§ **Work instruction**
Could you filter the records below and return each line that holds "Generated"?

§ **Records**
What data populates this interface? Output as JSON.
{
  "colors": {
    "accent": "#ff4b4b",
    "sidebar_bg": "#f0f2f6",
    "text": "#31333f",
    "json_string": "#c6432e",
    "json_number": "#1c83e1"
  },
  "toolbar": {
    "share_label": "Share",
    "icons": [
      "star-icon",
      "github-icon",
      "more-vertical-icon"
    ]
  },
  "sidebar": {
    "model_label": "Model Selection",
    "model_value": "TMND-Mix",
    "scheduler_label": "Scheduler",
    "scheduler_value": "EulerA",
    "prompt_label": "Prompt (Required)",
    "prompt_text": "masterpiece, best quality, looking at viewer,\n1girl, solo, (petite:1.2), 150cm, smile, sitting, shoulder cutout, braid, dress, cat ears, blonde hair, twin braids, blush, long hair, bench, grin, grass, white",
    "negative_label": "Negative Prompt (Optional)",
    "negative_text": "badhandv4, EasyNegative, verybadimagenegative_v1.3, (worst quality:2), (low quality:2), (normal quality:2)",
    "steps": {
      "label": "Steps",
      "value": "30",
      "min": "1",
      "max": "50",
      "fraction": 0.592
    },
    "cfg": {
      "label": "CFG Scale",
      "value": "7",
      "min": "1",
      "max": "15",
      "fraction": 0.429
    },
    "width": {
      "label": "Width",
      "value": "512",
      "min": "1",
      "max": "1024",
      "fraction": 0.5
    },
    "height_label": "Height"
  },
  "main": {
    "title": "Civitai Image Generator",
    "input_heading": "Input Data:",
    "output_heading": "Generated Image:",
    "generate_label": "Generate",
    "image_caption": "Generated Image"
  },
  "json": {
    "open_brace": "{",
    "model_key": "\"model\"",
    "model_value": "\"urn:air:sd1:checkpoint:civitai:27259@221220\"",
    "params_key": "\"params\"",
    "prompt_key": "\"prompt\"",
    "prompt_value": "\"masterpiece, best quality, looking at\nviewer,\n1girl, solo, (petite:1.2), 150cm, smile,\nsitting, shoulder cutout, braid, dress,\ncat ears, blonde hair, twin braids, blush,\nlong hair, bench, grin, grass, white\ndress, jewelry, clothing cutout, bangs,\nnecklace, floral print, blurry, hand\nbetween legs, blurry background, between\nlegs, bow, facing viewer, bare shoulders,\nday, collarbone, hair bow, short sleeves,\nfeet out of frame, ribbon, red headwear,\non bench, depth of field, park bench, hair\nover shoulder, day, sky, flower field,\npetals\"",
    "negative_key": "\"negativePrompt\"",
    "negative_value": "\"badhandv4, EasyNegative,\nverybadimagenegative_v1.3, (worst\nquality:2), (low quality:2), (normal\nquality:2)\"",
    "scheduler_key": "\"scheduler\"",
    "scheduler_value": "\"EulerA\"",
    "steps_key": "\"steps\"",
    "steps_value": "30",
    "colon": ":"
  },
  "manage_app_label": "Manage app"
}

§ **Result of the exercise**
    "output_heading": "Generated Image:",
    "image_caption": "Generated Image"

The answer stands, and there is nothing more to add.